• Task item:
Where does the word "heading" show up in the records? Copy every line that holds it.
START Provided data
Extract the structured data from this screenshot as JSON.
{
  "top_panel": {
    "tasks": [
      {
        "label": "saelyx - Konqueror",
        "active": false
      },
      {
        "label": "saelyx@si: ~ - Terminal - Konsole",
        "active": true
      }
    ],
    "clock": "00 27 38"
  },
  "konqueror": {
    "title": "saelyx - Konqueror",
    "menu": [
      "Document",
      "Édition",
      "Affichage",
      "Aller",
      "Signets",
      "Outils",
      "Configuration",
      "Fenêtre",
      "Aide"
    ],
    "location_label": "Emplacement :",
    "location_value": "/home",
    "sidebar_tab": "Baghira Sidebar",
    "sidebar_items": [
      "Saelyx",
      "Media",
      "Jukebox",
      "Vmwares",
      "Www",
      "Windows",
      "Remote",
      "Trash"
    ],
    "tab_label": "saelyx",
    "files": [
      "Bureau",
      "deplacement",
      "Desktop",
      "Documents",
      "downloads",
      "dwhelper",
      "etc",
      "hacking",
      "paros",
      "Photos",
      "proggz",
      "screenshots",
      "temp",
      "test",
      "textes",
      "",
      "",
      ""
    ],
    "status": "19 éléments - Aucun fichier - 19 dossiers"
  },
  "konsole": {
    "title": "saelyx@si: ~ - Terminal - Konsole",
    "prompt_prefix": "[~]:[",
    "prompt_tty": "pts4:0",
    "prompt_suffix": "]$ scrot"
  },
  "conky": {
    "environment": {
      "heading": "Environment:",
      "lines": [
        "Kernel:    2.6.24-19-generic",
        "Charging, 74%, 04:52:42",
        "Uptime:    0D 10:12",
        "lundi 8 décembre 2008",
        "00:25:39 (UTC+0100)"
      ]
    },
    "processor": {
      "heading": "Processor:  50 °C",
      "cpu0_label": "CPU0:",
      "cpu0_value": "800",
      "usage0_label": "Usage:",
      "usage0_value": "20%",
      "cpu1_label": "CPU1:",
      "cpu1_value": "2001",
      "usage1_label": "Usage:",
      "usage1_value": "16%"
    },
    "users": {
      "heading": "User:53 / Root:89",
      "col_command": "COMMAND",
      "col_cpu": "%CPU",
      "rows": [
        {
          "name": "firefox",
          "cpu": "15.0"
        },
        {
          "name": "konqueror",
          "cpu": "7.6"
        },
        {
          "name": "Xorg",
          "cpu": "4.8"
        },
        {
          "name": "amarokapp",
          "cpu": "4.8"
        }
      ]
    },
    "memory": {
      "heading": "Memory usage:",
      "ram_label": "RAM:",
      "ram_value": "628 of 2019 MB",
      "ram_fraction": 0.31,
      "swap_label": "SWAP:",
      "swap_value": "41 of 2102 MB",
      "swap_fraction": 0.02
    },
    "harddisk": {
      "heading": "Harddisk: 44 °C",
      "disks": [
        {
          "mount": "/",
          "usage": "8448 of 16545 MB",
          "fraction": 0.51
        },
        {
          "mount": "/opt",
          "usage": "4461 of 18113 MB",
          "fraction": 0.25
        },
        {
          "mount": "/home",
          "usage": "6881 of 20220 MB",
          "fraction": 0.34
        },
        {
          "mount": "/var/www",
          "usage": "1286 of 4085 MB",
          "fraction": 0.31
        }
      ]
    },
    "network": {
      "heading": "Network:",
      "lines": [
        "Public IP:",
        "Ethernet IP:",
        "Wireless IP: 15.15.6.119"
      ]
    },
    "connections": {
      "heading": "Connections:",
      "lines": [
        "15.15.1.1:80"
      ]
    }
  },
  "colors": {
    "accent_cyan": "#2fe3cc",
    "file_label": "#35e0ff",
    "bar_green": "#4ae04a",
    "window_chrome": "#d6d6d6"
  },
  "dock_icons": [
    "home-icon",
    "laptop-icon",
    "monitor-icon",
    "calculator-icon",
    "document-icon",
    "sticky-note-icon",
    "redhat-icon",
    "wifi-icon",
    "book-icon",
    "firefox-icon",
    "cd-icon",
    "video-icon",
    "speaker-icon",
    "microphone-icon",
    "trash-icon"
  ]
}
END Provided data
• Worked solution:
      "heading": "Environment:",
      "heading": "Processor:  50 °C",
      "heading": "User:53 / Root:89",
      "heading": "Memory usage:",
      "heading": "Harddisk: 44 °C",
      "heading": "Network:",
      "heading": "Connections:",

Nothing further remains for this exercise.